- _What the exercise asks_: Extract every entry word for word.

(Items from an interface collection)
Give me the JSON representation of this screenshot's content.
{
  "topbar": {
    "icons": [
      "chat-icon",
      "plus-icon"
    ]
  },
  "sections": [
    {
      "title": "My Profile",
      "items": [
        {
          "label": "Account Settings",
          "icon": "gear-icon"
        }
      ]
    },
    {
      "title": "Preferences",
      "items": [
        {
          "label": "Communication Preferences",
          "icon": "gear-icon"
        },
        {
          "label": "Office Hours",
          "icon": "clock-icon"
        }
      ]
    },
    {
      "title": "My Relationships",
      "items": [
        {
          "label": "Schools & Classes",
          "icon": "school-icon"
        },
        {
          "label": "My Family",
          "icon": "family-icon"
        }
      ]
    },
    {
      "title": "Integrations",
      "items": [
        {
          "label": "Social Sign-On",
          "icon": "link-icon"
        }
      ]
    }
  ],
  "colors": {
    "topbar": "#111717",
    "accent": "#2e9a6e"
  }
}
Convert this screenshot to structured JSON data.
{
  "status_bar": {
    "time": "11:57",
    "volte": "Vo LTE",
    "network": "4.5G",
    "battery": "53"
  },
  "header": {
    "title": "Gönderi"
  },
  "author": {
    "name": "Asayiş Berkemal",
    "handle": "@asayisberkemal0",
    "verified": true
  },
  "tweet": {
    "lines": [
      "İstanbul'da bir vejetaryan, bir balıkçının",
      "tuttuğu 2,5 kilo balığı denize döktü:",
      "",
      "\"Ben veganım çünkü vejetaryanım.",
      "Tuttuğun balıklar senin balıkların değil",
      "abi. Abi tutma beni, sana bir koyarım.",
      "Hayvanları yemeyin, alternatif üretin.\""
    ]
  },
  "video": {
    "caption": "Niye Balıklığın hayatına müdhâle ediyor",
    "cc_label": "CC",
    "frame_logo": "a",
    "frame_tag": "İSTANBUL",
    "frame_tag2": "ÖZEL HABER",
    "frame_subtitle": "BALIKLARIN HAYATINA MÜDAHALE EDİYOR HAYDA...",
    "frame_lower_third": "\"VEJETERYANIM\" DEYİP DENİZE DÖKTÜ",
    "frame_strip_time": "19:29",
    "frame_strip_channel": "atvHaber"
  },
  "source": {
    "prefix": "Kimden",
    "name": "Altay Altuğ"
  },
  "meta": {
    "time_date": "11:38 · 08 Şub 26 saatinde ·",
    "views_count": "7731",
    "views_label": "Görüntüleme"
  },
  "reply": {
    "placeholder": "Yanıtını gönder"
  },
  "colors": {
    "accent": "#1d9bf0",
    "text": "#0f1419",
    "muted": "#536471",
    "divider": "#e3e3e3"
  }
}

- _Task solution_:
Give me the JSON representation of this screenshot's content.
{
  "topbar": {
    "icons": [
      "chat-icon",
      "plus-icon"
    ]
  },
  "sections": [
    {
      "title": "My Profile",
      "items": [
        {
          "label": "Account Settings",
          "icon": "gear-icon"
        }
      ]
    },
    {
      "title": "Preferences",
      "items": [
        {
          "label": "Communication Preferences",
          "icon": "gear-icon"
        },
        {
          "label": "Office Hours",
          "icon": "clock-icon"
        }
      ]
    },
    {
      "title": "My Relationships",
      "items": [
        {
          "label": "Schools & Classes",
          "icon": "school-icon"
        },
        {
          "label": "My Family",
          "icon": "family-icon"
        }
      ]
    },
    {
      "title": "Integrations",
      "items": [
        {
          "label": "Social Sign-On",
          "icon": "link-icon"
        }
      ]
    }
  ],
  "colors": {
    "topbar": "#111717",
    "accent": "#2e9a6e"
  }
}
Convert this screenshot to structured JSON data.
{
  "status_bar": {
    "time": "11:57",
    "volte": "Vo LTE",
    "network": "4.5G",
    "battery": "53"
  },
  "header": {
    "title": "Gönderi"
  },
  "author": {
    "name": "Asayiş Berkemal",
    "handle": "@asayisberkemal0",
    "verified": true
  },
  "tweet": {
    "lines": [
      "İstanbul'da bir vejetaryan, bir balıkçının",
      "tuttuğu 2,5 kilo balığı denize döktü:",
      "",
      "\"Ben veganım çünkü vejetaryanım.",
      "Tuttuğun balıklar senin balıkların değil",
      "abi. Abi tutma beni, sana bir koyarım.",
      "Hayvanları yemeyin, alternatif üretin.\""
    ]
  },
  "video": {
    "caption": "Niye Balıklığın hayatına müdhâle ediyor",
    "cc_label": "CC",
    "frame_logo": "a",
    "frame_tag": "İSTANBUL",
    "frame_tag2": "ÖZEL HABER",
    "frame_subtitle": "BALIKLARIN HAYATINA MÜDAHALE EDİYOR HAYDA...",
    "frame_lower_third": "\"VEJETERYANIM\" DEYİP DENİZE DÖKTÜ",
    "frame_strip_time": "19:29",
    "frame_strip_channel": "atvHaber"
  },
  "source": {
    "prefix": "Kimden",
    "name": "Altay Altuğ"
  },
  "meta": {
    "time_date": "11:38 · 08 Şub 26 saatinde ·",
    "views_count": "7731",
    "views_label": "Görüntüleme"
  },
  "reply": {
    "placeholder": "Yanıtını gönder"
  },
  "colors": {
    "accent": "#1d9bf0",
    "text": "#0f1419",
    "muted": "#536471",
    "divider": "#e3e3e3"
  }
}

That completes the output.